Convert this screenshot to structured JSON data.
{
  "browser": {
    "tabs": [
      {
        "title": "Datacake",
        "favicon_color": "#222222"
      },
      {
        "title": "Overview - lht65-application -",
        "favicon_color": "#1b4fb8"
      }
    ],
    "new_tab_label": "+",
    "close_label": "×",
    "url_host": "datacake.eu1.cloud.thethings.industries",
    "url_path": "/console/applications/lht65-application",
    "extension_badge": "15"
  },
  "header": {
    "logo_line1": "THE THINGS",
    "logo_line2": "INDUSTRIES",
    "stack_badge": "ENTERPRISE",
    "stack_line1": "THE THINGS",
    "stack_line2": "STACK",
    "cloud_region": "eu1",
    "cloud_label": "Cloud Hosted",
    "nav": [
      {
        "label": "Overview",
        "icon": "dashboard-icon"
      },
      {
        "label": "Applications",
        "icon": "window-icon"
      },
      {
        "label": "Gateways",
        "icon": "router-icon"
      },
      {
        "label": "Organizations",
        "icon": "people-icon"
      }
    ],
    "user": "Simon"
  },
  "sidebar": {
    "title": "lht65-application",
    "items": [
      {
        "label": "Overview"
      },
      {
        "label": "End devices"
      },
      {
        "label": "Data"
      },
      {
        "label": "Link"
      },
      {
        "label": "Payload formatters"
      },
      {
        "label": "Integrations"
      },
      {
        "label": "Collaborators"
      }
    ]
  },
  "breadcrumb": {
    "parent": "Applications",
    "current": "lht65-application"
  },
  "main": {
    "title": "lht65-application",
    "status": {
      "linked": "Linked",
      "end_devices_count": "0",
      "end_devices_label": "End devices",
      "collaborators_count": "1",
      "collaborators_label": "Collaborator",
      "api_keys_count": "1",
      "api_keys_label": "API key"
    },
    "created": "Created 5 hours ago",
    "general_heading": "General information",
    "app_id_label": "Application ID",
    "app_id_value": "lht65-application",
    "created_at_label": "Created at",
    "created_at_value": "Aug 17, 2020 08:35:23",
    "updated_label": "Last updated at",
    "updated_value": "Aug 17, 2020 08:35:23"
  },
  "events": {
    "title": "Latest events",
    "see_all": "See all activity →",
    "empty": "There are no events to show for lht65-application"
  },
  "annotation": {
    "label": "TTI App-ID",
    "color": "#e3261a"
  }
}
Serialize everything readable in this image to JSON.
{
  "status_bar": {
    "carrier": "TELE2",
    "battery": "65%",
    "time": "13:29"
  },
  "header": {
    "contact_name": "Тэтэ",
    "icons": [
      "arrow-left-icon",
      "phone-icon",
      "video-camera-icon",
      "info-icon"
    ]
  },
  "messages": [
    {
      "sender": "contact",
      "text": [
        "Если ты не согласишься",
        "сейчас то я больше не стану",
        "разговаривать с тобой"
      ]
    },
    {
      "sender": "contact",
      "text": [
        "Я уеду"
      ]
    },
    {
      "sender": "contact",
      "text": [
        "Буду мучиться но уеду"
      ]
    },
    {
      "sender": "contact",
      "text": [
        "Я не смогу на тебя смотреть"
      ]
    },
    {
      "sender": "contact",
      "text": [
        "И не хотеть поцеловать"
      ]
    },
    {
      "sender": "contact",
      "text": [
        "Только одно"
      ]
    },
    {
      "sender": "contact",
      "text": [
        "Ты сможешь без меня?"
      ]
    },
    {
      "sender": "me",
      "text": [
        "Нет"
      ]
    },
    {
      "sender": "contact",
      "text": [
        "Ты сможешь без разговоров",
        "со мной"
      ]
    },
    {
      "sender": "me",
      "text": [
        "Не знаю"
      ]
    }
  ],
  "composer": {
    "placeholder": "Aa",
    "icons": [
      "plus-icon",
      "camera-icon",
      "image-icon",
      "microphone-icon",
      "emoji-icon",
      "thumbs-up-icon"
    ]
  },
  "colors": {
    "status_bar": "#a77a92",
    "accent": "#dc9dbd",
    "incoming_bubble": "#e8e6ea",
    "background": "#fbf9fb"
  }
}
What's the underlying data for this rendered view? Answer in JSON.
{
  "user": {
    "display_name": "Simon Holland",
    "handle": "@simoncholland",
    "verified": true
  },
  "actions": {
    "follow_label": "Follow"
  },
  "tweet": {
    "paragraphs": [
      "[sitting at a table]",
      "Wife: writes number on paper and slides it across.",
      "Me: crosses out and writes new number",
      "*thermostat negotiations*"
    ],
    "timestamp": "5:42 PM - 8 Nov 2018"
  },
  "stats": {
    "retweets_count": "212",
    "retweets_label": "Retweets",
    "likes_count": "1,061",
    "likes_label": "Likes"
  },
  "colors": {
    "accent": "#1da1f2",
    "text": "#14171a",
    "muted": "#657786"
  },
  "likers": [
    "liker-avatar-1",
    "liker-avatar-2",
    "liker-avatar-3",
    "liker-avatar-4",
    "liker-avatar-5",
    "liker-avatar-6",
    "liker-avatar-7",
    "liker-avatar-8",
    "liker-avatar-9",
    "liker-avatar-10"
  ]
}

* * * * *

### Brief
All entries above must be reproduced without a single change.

### Problem solution
Convert this screenshot to structured JSON data.
{
  "browser": {
    "tabs": [
      {
        "title": "Datacake",
        "favicon_color": "#222222"
      },
      {
        "title": "Overview - lht65-application -",
        "favicon_color": "#1b4fb8"
      }
    ],
    "new_tab_label": "+",
    "close_label": "×",
    "url_host": "datacake.eu1.cloud.thethings.industries",
    "url_path": "/console/applications/lht65-application",
    "extension_badge": "15"
  },
  "header": {
    "logo_line1": "THE THINGS",
    "logo_line2": "INDUSTRIES",
    "stack_badge": "ENTERPRISE",
    "stack_line1": "THE THINGS",
    "stack_line2": "STACK",
    "cloud_region": "eu1",
    "cloud_label": "Cloud Hosted",
    "nav": [
      {
        "label": "Overview",
        "icon": "dashboard-icon"
      },
      {
        "label": "Applications",
        "icon": "window-icon"
      },
      {
        "label": "Gateways",
        "icon": "router-icon"
      },
      {
        "label": "Organizations",
        "icon": "people-icon"
      }
    ],
    "user": "Simon"
  },
  "sidebar": {
    "title": "lht65-application",
    "items": [
      {
        "label": "Overview"
      },
      {
        "label": "End devices"
      },
      {
        "label": "Data"
      },
      {
        "label": "Link"
      },
      {
        "label": "Payload formatters"
      },
      {
        "label": "Integrations"
      },
      {
        "label": "Collaborators"
      }
    ]
  },
  "breadcrumb": {
    "parent": "Applications",
    "current": "lht65-application"
  },
  "main": {
    "title": "lht65-application",
    "status": {
      "linked": "Linked",
      "end_devices_count": "0",
      "end_devices_label": "End devices",
      "collaborators_count": "1",
      "collaborators_label": "Collaborator",
      "api_keys_count": "1",
      "api_keys_label": "API key"
    },
    "created": "Created 5 hours ago",
    "general_heading": "General information",
    "app_id_label": "Application ID",
    "app_id_value": "lht65-application",
    "created_at_label": "Created at",
    "created_at_value": "Aug 17, 2020 08:35:23",
    "updated_label": "Last updated at",
    "updated_value": "Aug 17, 2020 08:35:23"
  },
  "events": {
    "title": "Latest events",
    "see_all": "See all activity →",
    "empty": "There are no events to show for lht65-application"
  },
  "annotation": {
    "label": "TTI App-ID",
    "color": "#e3261a"
  }
}
Serialize everything readable in this image to JSON.
{
  "status_bar": {
    "carrier": "TELE2",
    "battery": "65%",
    "time": "13:29"
  },
  "header": {
    "contact_name": "Тэтэ",
    "icons": [
      "arrow-left-icon",
      "phone-icon",
      "video-camera-icon",
      "info-icon"
    ]
  },
  "messages": [
    {
      "sender": "contact",
      "text": [
        "Если ты не согласишься",
        "сейчас то я больше не стану",
        "разговаривать с тобой"
      ]
    },
    {
      "sender": "contact",
      "text": [
        "Я уеду"
      ]
    },
    {
      "sender": "contact",
      "text": [
        "Буду мучиться но уеду"
      ]
    },
    {
      "sender": "contact",
      "text": [
        "Я не смогу на тебя смотреть"
      ]
    },
    {
      "sender": "contact",
      "text": [
        "И не хотеть поцеловать"
      ]
    },
    {
      "sender": "contact",
      "text": [
        "Только одно"
      ]
    },
    {
      "sender": "contact",
      "text": [
        "Ты сможешь без меня?"
      ]
    },
    {
      "sender": "me",
      "text": [
        "Нет"
      ]
    },
    {
      "sender": "contact",
      "text": [
        "Ты сможешь без разговоров",
        "со мной"
      ]
    },
    {
      "sender": "me",
      "text": [
        "Не знаю"
      ]
    }
  ],
  "composer": {
    "placeholder": "Aa",
    "icons": [
      "plus-icon",
      "camera-icon",
      "image-icon",
      "microphone-icon",
      "emoji-icon",
      "thumbs-up-icon"
    ]
  },
  "colors": {
    "status_bar": "#a77a92",
    "accent": "#dc9dbd",
    "incoming_bubble": "#e8e6ea",
    "background": "#fbf9fb"
  }
}
What's the underlying data for this rendered view? Answer in JSON.
{
  "user": {
    "display_name": "Simon Holland",
    "handle": "@simoncholland",
    "verified": true
  },
  "actions": {
    "follow_label": "Follow"
  },
  "tweet": {
    "paragraphs": [
      "[sitting at a table]",
      "Wife: writes number on paper and slides it across.",
      "Me: crosses out and writes new number",
      "*thermostat negotiations*"
    ],
    "timestamp": "5:42 PM - 8 Nov 2018"
  },
  "stats": {
    "retweets_count": "212",
    "retweets_label": "Retweets",
    "likes_count": "1,061",
    "likes_label": "Likes"
  },
  "colors": {
    "accent": "#1da1f2",
    "text": "#14171a",
    "muted": "#657786"
  },
  "likers": [
    "liker-avatar-1",
    "liker-avatar-2",
    "liker-avatar-3",
    "liker-avatar-4",
    "liker-avatar-5",
    "liker-avatar-6",
    "liker-avatar-7",
    "liker-avatar-8",
    "liker-avatar-9",
    "liker-avatar-10"
  ]
}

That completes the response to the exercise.